I am blessed with not only the opportunity to write for this blog, but also as a secretary for the Air Conditioning Shop in the Brewster Building. I am blessed to work with a group of men devoted to creating an environment of comfort and ease for the students and faculty. As I answer the phone I find that no one is calling to say, “Thank you, my room temperature is very comfortable.” Instead they contact the shop solely to describe their concerns. Yet the operators receive these complaints with a smile and spend hours trying to make sure that the area is comfortable and that their hard work goes further unnoticed by those they work so hard to serve.
Each day, as I walk into any given campus building, there are a few things I am sure to find: working lights, clean spaces, proper learning equipment, and comfortable temperatures. It never occurred to me that these comforts not only take an immense amount of work to create but that they go entirely unappreciated. This is not to say that those on campus are ungrateful, because that is far from true, but instead to show that there are those who need our gratitude.
As a teacher, we will spend time working individually with each student regarding one problem or another. As the student struggles, it may be easy to get frustrated. But I believe that the antidote to this frustration is gratitude. Be thankful that the student is willing to learn and try, and be grateful for the small steps toward mastery. Students will not become scholars in a day, but as we open our hearts and show gratitude for the small steps, they will follow suit and grow.
This past week I have been blessed to watch my older sister, a model parent, struggle to teach her son about gratitude. Upon receiving a snack or other object, she prompts him to say thank you. I have watched as his willingness to be grateful grow and his joy in doing so has increased. Gratitude creates joy. I ask you to be grateful for the temperature in each classroom you enter, or to notice that someone swept the floor while you were gone for the night, and to see that your students are making those small steps that will make them competent learners.
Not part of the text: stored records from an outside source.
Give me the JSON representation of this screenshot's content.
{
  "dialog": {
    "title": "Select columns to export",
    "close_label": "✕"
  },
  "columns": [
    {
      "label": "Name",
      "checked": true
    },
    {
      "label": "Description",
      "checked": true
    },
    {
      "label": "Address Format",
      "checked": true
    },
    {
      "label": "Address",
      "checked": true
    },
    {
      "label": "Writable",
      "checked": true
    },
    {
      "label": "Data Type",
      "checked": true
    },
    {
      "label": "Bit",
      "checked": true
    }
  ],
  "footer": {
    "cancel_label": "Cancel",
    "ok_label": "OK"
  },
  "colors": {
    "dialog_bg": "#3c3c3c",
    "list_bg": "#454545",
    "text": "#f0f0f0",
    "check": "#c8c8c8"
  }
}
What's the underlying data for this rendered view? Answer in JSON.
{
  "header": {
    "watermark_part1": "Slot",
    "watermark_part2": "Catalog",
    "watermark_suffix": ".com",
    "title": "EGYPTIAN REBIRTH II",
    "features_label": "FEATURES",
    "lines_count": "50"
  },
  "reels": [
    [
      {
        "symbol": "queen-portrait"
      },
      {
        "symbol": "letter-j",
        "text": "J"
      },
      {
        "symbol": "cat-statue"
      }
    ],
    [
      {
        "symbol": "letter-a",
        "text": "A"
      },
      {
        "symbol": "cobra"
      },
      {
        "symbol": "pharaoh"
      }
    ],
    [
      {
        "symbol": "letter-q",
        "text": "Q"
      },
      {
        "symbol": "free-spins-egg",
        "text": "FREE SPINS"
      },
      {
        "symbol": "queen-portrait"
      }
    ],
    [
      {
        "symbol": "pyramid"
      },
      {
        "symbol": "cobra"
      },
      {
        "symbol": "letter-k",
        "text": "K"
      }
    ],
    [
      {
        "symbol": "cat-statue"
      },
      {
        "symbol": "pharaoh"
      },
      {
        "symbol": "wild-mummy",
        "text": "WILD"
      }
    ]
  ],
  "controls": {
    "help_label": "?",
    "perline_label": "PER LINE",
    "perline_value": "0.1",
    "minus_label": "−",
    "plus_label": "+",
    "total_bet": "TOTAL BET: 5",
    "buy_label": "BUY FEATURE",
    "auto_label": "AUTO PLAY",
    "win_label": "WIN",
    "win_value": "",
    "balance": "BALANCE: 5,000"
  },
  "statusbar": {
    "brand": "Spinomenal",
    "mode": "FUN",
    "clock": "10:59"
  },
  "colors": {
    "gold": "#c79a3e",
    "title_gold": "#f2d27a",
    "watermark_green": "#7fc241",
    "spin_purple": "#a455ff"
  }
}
These things happen every day, and as we notice and observe the small and simple acts of those around us, our lives will be changed for good and we will be fulfilled.